** Given records follows **
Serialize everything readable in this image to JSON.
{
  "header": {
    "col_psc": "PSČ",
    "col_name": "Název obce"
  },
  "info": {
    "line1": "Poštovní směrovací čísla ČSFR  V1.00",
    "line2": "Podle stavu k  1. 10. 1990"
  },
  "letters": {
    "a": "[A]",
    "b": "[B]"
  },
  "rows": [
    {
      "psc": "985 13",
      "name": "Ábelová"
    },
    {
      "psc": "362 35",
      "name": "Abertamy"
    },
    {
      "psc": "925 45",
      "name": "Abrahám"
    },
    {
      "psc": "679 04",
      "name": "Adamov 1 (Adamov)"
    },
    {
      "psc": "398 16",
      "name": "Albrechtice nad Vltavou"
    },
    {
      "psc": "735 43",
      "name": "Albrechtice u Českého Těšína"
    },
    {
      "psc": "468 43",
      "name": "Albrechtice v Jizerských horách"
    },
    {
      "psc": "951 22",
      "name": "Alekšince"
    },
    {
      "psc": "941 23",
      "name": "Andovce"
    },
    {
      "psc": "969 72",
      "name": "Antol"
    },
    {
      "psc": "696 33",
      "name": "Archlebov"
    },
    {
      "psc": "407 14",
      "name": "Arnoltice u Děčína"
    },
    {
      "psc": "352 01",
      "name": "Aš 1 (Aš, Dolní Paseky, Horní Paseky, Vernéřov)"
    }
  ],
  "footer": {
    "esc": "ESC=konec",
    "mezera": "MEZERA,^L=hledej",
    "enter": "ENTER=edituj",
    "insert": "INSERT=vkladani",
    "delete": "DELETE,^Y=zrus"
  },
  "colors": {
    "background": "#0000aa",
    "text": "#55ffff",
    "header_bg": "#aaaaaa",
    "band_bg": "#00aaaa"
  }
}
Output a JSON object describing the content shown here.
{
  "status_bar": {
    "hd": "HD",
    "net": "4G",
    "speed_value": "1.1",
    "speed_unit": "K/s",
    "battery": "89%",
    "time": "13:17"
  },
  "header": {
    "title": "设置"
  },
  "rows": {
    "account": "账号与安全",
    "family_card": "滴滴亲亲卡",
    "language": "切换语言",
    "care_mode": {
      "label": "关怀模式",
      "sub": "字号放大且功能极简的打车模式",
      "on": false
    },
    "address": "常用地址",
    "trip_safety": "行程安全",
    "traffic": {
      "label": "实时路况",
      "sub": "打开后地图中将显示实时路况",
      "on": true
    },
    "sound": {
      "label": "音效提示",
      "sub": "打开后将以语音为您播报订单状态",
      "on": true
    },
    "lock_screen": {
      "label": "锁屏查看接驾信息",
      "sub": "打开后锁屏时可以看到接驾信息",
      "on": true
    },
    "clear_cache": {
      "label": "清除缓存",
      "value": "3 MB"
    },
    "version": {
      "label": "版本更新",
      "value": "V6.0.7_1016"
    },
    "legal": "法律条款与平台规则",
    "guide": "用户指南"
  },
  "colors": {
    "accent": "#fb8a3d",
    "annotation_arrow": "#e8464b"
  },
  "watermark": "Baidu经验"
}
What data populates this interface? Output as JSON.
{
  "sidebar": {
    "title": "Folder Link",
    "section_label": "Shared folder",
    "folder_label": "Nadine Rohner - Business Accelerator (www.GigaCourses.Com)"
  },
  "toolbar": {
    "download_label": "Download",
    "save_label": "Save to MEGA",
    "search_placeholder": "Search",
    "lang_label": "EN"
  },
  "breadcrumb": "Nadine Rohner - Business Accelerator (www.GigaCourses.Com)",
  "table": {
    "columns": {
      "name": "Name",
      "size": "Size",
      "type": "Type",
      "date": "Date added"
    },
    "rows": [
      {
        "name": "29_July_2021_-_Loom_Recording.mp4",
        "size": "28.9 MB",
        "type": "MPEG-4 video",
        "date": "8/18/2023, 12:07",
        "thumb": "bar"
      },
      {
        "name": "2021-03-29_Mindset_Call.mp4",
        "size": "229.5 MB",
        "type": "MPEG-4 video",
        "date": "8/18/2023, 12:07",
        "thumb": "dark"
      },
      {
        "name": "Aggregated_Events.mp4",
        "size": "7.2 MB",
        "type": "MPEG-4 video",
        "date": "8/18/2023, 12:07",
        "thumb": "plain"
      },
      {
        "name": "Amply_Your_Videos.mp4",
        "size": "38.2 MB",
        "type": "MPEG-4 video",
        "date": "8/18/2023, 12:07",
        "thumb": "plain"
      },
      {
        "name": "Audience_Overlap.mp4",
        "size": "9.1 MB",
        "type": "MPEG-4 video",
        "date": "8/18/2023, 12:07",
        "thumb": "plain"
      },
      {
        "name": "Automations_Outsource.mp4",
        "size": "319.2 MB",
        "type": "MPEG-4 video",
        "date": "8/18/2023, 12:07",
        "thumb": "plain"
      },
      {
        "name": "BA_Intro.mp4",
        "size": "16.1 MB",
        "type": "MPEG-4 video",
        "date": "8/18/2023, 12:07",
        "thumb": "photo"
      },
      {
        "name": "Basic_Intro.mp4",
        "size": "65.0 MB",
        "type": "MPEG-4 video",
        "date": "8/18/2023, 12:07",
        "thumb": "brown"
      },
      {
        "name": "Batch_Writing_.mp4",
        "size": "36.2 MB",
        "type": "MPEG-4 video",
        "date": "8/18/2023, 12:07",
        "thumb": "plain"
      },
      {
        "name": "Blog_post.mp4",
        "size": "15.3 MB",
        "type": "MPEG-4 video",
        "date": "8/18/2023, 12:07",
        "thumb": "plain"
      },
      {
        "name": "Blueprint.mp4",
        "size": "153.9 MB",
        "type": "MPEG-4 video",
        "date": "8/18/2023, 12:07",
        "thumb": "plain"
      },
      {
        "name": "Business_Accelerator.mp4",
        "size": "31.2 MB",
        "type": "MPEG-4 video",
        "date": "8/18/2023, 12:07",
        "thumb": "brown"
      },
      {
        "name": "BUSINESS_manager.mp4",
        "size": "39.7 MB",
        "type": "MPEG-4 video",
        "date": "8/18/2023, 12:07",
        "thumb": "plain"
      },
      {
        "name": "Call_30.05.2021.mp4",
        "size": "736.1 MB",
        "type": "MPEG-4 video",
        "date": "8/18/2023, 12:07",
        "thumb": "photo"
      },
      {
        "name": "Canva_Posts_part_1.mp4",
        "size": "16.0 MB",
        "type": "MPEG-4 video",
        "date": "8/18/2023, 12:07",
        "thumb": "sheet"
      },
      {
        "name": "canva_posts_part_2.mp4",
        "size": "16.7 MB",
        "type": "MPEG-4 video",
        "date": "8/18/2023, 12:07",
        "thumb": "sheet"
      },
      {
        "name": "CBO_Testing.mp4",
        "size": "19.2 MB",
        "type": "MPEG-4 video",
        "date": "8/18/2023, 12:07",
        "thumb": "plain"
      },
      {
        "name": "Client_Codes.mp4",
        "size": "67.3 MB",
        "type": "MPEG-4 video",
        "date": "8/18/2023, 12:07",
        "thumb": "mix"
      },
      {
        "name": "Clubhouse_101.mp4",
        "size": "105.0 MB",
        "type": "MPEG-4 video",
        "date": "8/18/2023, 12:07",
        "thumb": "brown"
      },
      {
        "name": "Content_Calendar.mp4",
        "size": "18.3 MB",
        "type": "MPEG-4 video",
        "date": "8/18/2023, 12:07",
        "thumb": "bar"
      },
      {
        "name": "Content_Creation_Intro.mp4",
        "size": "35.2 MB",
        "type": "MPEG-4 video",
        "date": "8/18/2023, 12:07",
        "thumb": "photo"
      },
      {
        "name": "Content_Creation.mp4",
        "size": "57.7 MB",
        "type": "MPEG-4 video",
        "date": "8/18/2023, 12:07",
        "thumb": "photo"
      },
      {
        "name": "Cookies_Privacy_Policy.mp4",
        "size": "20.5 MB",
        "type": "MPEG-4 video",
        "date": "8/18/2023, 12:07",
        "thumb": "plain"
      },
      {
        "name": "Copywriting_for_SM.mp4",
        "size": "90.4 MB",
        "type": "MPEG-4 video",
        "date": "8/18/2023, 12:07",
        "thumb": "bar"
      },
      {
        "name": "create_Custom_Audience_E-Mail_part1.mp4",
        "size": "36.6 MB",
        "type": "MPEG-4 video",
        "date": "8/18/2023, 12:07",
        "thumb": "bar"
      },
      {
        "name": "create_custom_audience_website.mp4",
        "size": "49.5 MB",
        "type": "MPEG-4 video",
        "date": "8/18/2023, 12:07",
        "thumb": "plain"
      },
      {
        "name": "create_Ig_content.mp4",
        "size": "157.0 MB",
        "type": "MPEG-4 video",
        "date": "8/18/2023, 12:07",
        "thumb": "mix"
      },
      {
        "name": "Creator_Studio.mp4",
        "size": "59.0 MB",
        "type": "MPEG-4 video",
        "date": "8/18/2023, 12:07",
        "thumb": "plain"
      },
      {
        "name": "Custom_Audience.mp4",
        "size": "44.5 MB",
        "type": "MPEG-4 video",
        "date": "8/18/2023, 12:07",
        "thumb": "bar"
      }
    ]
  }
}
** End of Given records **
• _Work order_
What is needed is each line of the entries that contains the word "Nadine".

• _Answer box_
    "folder_label": "Nadine Rohner - Business Accelerator (www.GigaCourses.Com)"
  "breadcrumb": "Nadine Rohner - Business Accelerator (www.GigaCourses.Com)",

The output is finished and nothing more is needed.